Only the images are to be dropped; the records themselves must be repeated exactly.

■ **Interface dataset entries**

↓

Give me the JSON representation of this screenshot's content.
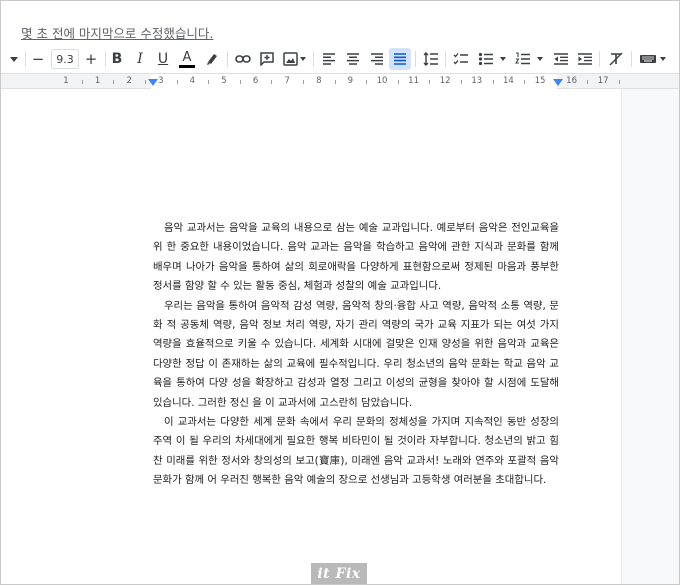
{
  "header": {
    "last_edit": "몇 초 전에 마지막으로 수정했습니다."
  },
  "toolbar": {
    "font_size": "9.3",
    "decrease_label": "−",
    "increase_label": "+",
    "bold_label": "B",
    "italic_label": "I",
    "underline_label": "U",
    "text_color_label": "A"
  },
  "ruler": {
    "ticks": [
      "1",
      "1",
      "2",
      "3",
      "4",
      "5",
      "6",
      "7",
      "8",
      "9",
      "10",
      "11",
      "12",
      "13",
      "14",
      "15",
      "16",
      "17"
    ]
  },
  "document": {
    "paragraphs": [
      "음악 교과서는 음악을 교육의 내용으로 삼는 예술 교과입니다. 예로부터 음악은 전인교육을 위 한 중요한 내용이었습니다. 음악 교과는 음악을 학습하고 음악에 관한 지식과 문화를 함께 배우며 나아가 음악을 통하여 삶의 희로애락을 다양하게 표현함으로써 정제된 마음과 풍부한 정서를 함양 할 수 있는 활동 중심, 체험과 성찰의 예술 교과입니다.",
      "우리는 음악을 통하여 음악적 감성 역량, 음악적 창의·융합 사고 역량, 음악적 소통 역량, 문화 적 공동체 역량, 음악 정보 처리 역량, 자기 관리 역량의 국가 교육 지표가 되는 여섯 가지 역량을 효율적으로 키울 수 있습니다. 세계화 시대에 걸맞은 인재 양성을 위한 음악과 교육은 다양한 정답 이 존재하는 삶의 교육에 필수적입니다. 우리 청소년의 음악 문화는 학교 음악 교육을 통하여 다양 성을 확장하고 감성과 열정 그리고 이성의 균형을 찾아야 할 시점에 도달해 있습니다. 그러한 정신 을 이 교과서에 고스란히 담았습니다.",
      "이 교과서는 다양한 세계 문화 속에서 우리 문화의 정체성을 가지며 지속적인 동반 성장의 주역 이 될 우리의 차세대에게 필요한 행복 비타민이 될 것이라 자부합니다. 청소년의 밝고 힘찬 미래를 위한 정서와 창의성의 보고(寶庫), 미래엔 음악 교과서! 노래와 연주와 포괄적 음악 문화가 함께 어 우러진 행복한 음악 예술의 장으로 선생님과 고등학생 여러분을 초대합니다."
    ]
  },
  "watermark": {
    "text": "it Fix"
  },
  "colors": {
    "accent": "#4285f4",
    "active_bg": "#d3e3fd",
    "text": "#222222"
  }
}
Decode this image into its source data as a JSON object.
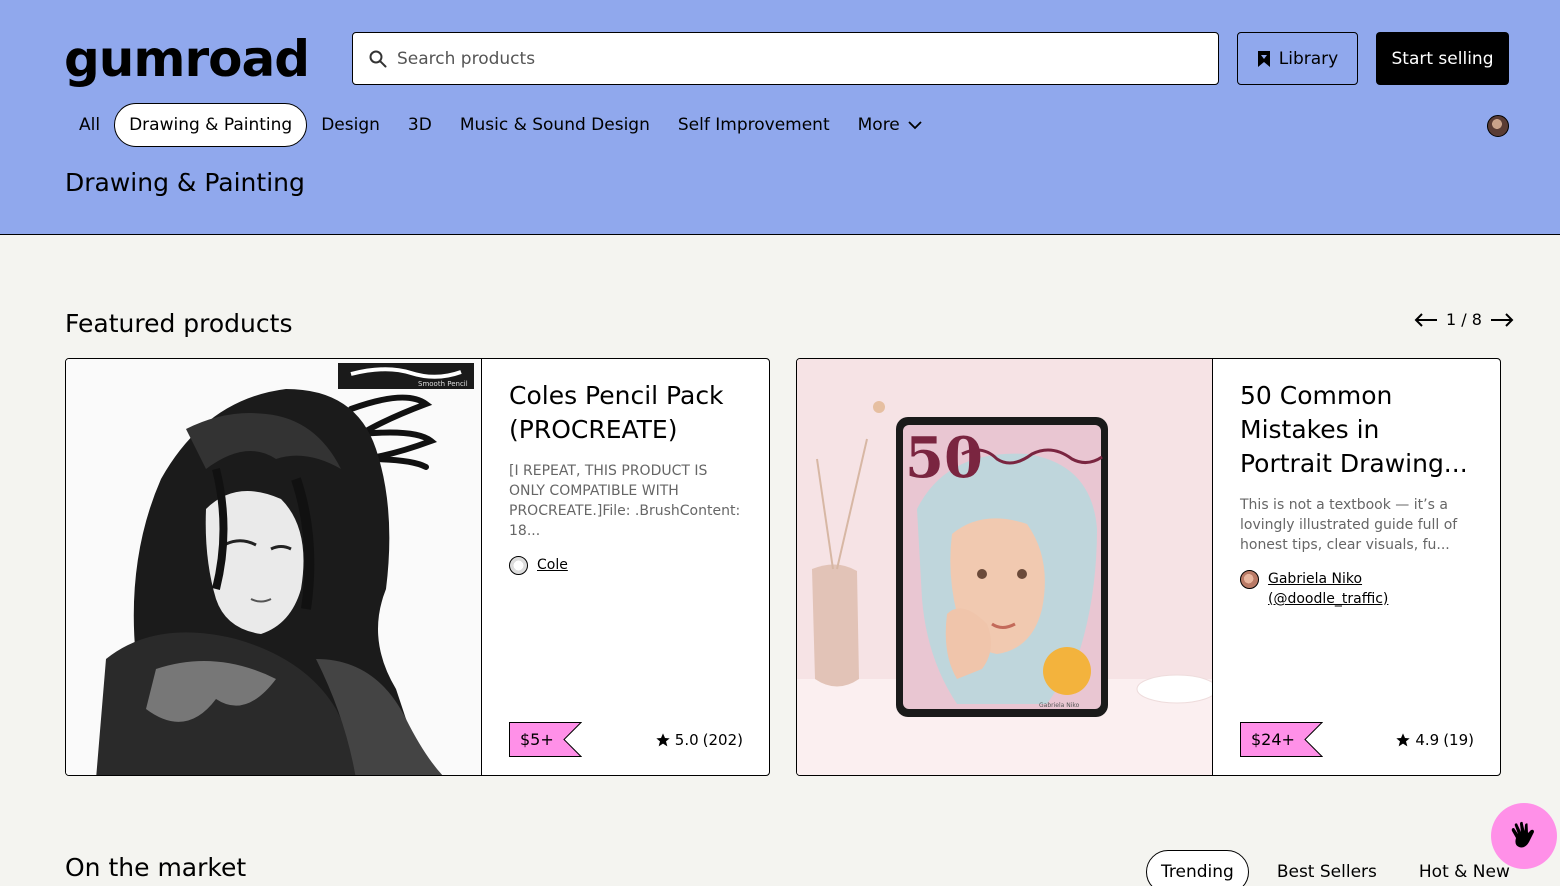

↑

■ **Problem solution**
Give me the JSON representation of this screenshot's content.
{
  "header": {
    "last_edit": "몇 초 전에 마지막으로 수정했습니다."
  },
  "toolbar": {
    "font_size": "9.3",
    "decrease_label": "−",
    "increase_label": "+",
    "bold_label": "B",
    "italic_label": "I",
    "underline_label": "U",
    "text_color_label": "A"
  },
  "ruler": {
    "ticks": [
      "1",
      "1",
      "2",
      "3",
      "4",
      "5",
      "6",
      "7",
      "8",
      "9",
      "10",
      "11",
      "12",
      "13",
      "14",
      "15",
      "16",
      "17"
    ]
  },
  "document": {
    "paragraphs": [
      "음악 교과서는 음악을 교육의 내용으로 삼는 예술 교과입니다. 예로부터 음악은 전인교육을 위 한 중요한 내용이었습니다. 음악 교과는 음악을 학습하고 음악에 관한 지식과 문화를 함께 배우며 나아가 음악을 통하여 삶의 희로애락을 다양하게 표현함으로써 정제된 마음과 풍부한 정서를 함양 할 수 있는 활동 중심, 체험과 성찰의 예술 교과입니다.",
      "우리는 음악을 통하여 음악적 감성 역량, 음악적 창의·융합 사고 역량, 음악적 소통 역량, 문화 적 공동체 역량, 음악 정보 처리 역량, 자기 관리 역량의 국가 교육 지표가 되는 여섯 가지 역량을 효율적으로 키울 수 있습니다. 세계화 시대에 걸맞은 인재 양성을 위한 음악과 교육은 다양한 정답 이 존재하는 삶의 교육에 필수적입니다. 우리 청소년의 음악 문화는 학교 음악 교육을 통하여 다양 성을 확장하고 감성과 열정 그리고 이성의 균형을 찾아야 할 시점에 도달해 있습니다. 그러한 정신 을 이 교과서에 고스란히 담았습니다.",
      "이 교과서는 다양한 세계 문화 속에서 우리 문화의 정체성을 가지며 지속적인 동반 성장의 주역 이 될 우리의 차세대에게 필요한 행복 비타민이 될 것이라 자부합니다. 청소년의 밝고 힘찬 미래를 위한 정서와 창의성의 보고(寶庫), 미래엔 음악 교과서! 노래와 연주와 포괄적 음악 문화가 함께 어 우러진 행복한 음악 예술의 장으로 선생님과 고등학생 여러분을 초대합니다."
    ]
  },
  "watermark": {
    "text": "it Fix"
  },
  "colors": {
    "accent": "#4285f4",
    "active_bg": "#d3e3fd",
    "text": "#222222"
  }
}
Decode this image into its source data as a JSON object.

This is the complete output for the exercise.